We’re down, but not out.
It has been a difficult two days to say the least. Brandeis University was and still is in a state of shock and disbelief. How does one go about comprehending the once-incomprehensible? The level of confidence that we would be building upon the progress of the last eight years was sky high, but now, that only qualifies to the risk of the collapse of that progress.
Like many, I looked to others to get some sort of sense of what went wrong. In the conversations I’ve been having with friends, family and community members since the results of this election became clear, I’ve noticed a critical error on the part of Democrats: a sense of over-confidence that proved blinding to the reality that this election was never a slam dunk to begin with.
Many of my friends know that I was a supporter of Hillary Clinton from the very beginning. I had always been certain of a Hillary presidency. Although I agreed with much of what he stood for and wanted to do, I was among the many who thought Bernie Sanders could not win a general election against a Republican candidate and continued my advocacy for Clinton in blissful ignorance that many Sanders supporters had legitimate concerns with the ideals of Clinton, the Democratic National Committee and the ideas they all stand for. Like many others, including those in the Clinton campaign itself, I was confident that Sanders’ base would eventually merge with Clinton’s to put together a winning coalition. I was too confident. We were too confident. And that was the folly of the Democrats.
Indeed, we counted our chickens well before they hatched, especially in Wisconsin, Pennsylvania and Michigan. The latter two states had last voted red in 1988, and Wisconsin last did so in 1984. Those three states had been predicted to go to Clinton for most of the general campaign, but instead of ensuring victory through active work, many of us, myself included, relied on polling for assurance. In the wake of these results, I often wonder what I could even say years down the road when asked what I did to try to get Hillary Clinton elected. The answer I always get back to is, “not enough.”
I did my civic duty, and I voted for her and advocated for her on a low-scale on social media. I thought that was more than enough. I will admit that I did not do much else. I did not phonebank.
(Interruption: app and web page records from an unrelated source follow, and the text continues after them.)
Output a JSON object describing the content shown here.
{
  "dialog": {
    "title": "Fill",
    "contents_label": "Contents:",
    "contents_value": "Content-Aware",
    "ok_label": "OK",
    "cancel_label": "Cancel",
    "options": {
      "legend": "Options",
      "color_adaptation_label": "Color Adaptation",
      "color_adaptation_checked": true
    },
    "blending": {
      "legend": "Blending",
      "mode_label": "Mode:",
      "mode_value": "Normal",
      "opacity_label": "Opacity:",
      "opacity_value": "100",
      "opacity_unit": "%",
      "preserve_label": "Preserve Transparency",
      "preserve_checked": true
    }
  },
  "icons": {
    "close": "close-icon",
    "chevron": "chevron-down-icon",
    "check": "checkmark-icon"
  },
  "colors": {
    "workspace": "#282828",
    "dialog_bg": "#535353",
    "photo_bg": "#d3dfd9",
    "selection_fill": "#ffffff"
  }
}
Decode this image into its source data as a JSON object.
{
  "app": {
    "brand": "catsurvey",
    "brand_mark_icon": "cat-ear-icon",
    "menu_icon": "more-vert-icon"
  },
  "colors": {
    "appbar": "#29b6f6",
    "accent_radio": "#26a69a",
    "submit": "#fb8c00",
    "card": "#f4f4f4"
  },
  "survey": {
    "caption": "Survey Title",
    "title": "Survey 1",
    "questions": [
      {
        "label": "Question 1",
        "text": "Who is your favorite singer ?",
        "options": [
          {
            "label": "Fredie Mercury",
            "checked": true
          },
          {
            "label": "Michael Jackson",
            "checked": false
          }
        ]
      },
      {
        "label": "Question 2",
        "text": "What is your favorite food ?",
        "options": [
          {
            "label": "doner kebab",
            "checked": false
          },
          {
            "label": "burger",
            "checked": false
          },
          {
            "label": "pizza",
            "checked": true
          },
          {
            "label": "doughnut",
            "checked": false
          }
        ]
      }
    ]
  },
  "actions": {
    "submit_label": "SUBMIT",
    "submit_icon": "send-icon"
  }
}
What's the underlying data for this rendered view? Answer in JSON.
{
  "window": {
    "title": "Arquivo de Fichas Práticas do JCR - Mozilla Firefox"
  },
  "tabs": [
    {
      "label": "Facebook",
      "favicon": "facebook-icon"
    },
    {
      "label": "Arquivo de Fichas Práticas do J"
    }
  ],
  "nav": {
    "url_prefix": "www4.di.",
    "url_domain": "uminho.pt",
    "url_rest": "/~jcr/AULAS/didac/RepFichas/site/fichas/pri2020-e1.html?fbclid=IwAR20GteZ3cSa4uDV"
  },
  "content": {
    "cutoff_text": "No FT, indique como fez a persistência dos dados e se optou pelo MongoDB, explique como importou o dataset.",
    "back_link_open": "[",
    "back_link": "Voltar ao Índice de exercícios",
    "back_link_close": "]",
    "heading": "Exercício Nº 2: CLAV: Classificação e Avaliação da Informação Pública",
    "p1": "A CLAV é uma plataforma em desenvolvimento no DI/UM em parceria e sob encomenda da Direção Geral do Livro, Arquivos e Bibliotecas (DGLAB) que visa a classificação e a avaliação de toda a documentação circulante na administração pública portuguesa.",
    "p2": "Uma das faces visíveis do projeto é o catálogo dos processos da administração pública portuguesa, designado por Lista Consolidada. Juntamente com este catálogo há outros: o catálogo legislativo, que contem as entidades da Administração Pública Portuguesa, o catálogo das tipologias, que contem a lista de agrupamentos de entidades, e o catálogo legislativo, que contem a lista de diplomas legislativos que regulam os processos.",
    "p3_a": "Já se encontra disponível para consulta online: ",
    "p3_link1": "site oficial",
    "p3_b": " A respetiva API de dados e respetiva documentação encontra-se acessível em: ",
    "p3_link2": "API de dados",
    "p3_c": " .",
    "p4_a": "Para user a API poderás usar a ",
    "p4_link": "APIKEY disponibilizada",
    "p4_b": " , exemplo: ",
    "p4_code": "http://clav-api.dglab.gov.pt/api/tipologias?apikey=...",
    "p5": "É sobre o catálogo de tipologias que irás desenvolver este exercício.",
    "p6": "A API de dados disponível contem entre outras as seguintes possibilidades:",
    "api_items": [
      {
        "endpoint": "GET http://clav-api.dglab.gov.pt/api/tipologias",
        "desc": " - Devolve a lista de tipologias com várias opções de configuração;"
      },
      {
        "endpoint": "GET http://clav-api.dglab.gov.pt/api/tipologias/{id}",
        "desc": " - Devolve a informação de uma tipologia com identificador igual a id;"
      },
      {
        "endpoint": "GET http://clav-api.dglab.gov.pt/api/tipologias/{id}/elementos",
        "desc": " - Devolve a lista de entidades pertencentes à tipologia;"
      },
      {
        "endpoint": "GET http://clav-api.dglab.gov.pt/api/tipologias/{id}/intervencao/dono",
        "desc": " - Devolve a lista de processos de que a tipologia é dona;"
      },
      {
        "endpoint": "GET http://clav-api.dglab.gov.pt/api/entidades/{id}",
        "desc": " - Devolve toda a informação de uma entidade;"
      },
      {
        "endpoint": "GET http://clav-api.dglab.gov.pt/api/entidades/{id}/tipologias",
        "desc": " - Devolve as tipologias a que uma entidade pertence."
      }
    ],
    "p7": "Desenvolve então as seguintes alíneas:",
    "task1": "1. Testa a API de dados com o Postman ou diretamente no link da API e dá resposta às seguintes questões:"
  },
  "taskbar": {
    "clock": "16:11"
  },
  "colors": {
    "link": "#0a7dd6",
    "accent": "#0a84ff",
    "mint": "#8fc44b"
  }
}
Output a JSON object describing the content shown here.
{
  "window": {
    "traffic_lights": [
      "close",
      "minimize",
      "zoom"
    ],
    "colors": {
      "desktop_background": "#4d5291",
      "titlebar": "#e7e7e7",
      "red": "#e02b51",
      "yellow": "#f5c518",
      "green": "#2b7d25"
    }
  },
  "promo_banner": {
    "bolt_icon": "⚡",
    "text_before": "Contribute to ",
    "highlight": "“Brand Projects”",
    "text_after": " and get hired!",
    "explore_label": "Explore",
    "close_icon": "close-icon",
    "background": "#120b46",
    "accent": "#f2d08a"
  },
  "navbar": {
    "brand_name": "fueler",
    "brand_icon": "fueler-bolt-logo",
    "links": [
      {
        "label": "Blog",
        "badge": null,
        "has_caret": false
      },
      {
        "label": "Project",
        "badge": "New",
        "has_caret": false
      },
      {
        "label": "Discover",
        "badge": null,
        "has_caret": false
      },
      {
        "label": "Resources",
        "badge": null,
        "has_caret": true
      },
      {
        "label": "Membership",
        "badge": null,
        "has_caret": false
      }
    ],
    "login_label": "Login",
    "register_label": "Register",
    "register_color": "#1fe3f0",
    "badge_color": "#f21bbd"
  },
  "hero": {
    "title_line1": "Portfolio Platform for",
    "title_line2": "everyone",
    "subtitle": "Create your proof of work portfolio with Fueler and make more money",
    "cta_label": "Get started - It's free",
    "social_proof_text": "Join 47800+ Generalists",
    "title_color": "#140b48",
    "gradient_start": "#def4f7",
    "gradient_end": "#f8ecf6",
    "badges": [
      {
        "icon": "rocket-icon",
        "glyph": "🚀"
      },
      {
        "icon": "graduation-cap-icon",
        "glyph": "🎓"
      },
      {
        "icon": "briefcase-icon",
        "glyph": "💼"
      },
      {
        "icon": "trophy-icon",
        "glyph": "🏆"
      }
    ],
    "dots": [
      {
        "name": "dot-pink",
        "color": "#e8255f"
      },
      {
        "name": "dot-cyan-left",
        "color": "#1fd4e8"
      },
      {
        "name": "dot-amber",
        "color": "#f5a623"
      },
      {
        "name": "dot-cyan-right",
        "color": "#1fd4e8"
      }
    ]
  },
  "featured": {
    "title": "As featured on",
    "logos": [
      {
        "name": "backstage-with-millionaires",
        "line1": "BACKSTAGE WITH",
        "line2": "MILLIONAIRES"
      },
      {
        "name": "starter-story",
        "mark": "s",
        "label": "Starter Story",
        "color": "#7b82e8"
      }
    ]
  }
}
I did not canvass. I did not do anything that may have in at least some little way contributed to a better election for her. And in doing so, I, like so many other Democrats, ignored an unfortunate reality about our country.
We did not do enough. I did not do enough. And now, countless groups now are at risk based on the bigoted, vitriolic and hateful rhetoric of the Trump-Pence campaign. I, along with so many others, now fear for the health and safety of women, LGBT+ people, Muslims, people of color, Latinx, refugees, immigrants, disabled people and countless others that have been targets of Trump on the trail in his America. The rhetoric has always been dangerous, but he and his cronies now have the power to take action on that rhetoric due to the inability of the Democratic party to realize how alienated some of its now-former base is.
I apologize for not doing more to stop the election of Donald Trump. I apologize for not doing more than voting for Hillary Clinton in a solidly blue state. I apologize to my family, my friends, my community and my country. I apologize most of all to those now at risk under the auspices of a Trump administration. I am sorry that I did not do enough.
This is a time to deal with the shock and to handle the grief. It is a time to reflect, but this time will soon come to an end. The Trump presidency starts very soon, and Democrats must not waste any time in picking up the pieces and preparing for the future.
Next time we will do more. Next time we will promote an even more progressive platform and an even stronger set of representatives. We will organize better. We will do more to get out the vote, to canvass, to phonebank. In 2018, the Democrats will win a majority in Congress. In 2020, we will win the White House and set off down the road of progress once more.
We’re down, but not out. And next time, lovers of freedom, happiness, liberty, equality and justice for everyone in this great country of ours will have something to celebrate.